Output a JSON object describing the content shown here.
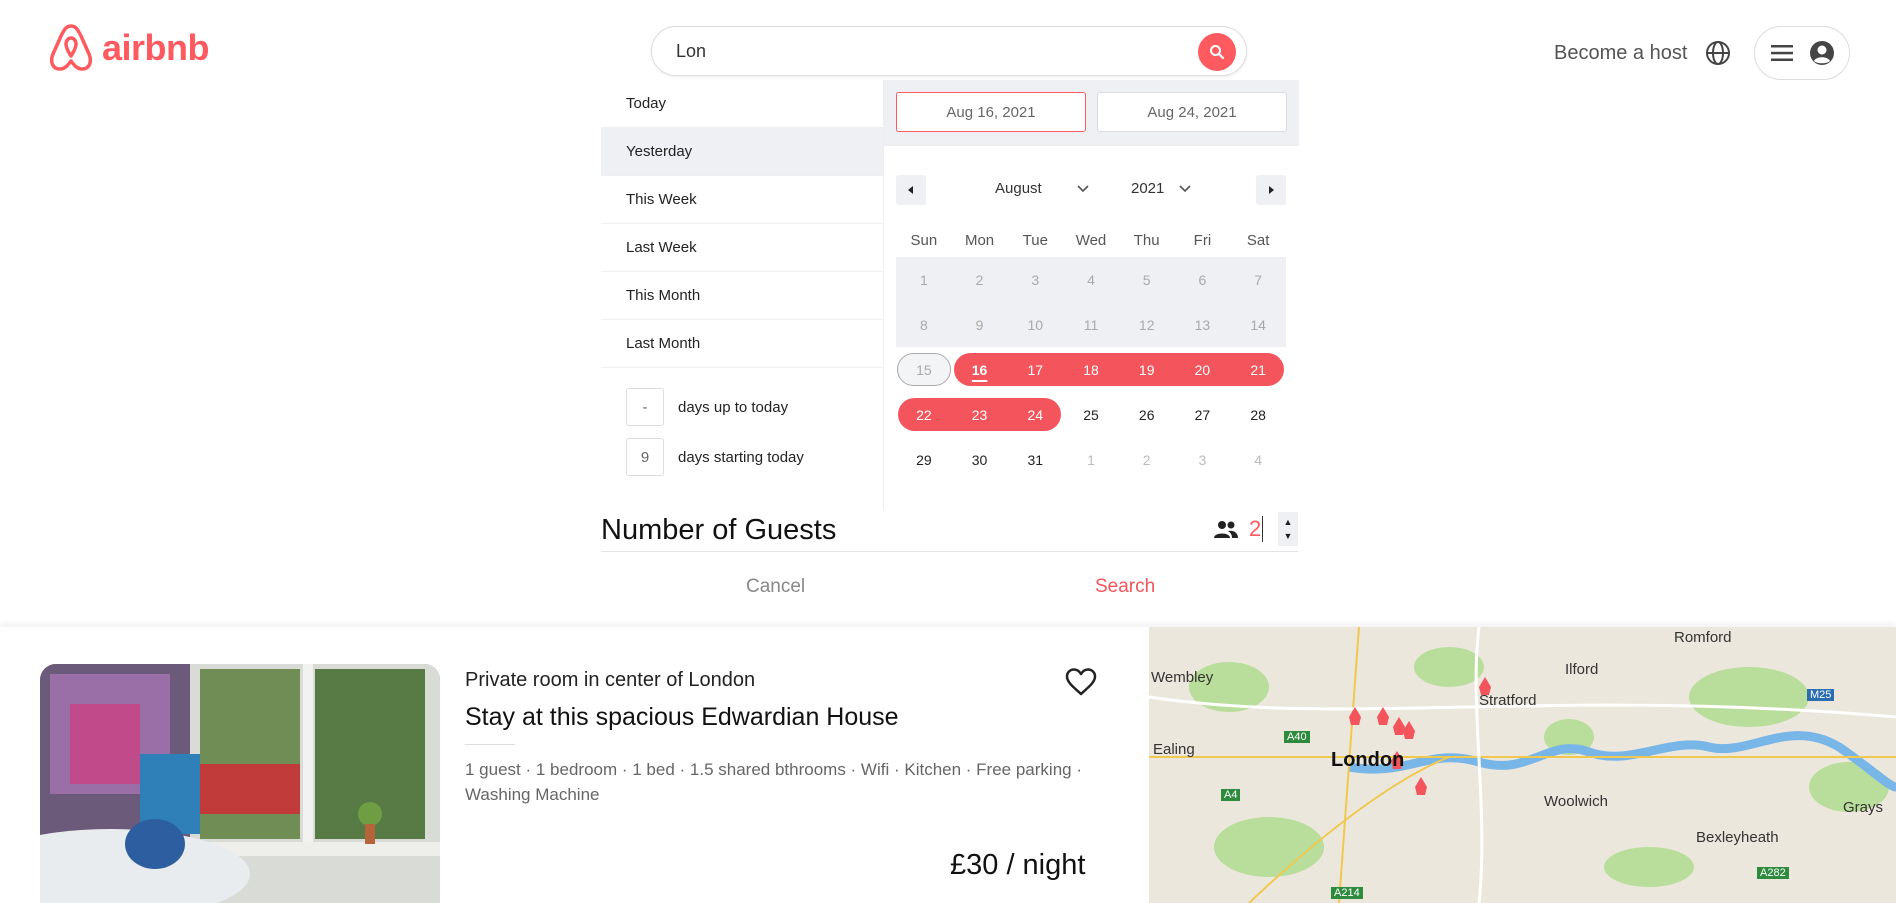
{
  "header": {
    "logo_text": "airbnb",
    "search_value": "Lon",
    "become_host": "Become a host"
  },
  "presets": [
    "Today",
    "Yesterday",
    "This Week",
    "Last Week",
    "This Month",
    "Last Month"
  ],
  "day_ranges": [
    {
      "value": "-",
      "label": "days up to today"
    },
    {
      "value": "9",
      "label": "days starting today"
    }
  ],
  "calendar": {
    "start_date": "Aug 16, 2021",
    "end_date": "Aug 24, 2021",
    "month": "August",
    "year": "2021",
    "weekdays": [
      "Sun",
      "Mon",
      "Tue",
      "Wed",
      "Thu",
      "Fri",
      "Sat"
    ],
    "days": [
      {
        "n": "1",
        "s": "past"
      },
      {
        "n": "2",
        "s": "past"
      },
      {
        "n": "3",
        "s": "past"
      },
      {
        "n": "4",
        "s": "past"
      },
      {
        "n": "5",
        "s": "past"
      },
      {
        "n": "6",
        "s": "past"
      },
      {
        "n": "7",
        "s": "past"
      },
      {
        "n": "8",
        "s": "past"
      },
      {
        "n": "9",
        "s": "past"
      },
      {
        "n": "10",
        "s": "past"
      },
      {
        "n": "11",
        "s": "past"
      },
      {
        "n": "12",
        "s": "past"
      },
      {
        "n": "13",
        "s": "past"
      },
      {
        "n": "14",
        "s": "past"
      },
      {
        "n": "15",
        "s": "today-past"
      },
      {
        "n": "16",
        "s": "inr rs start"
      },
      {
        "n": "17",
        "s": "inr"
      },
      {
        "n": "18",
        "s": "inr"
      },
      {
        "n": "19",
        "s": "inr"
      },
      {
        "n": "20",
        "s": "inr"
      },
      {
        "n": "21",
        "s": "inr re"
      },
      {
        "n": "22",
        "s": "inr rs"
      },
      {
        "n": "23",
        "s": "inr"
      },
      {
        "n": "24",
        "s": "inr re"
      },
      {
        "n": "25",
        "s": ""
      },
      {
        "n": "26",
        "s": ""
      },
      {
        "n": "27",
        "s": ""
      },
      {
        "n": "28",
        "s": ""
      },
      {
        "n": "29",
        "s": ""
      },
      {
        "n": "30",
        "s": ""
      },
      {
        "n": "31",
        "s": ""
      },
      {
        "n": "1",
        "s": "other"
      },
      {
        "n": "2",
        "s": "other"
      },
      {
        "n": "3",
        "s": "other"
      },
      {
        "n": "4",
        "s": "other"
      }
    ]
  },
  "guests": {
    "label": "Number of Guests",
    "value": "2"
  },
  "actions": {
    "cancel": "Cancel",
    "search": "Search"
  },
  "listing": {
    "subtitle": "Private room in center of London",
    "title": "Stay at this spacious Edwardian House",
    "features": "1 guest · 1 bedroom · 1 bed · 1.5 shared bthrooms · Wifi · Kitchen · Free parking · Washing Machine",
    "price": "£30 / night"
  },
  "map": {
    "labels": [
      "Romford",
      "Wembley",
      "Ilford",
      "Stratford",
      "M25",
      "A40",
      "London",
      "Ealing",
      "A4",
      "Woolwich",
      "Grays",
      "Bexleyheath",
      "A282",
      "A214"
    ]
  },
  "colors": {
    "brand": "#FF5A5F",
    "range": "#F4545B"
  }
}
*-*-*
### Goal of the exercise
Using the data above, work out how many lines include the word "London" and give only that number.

### Task result
2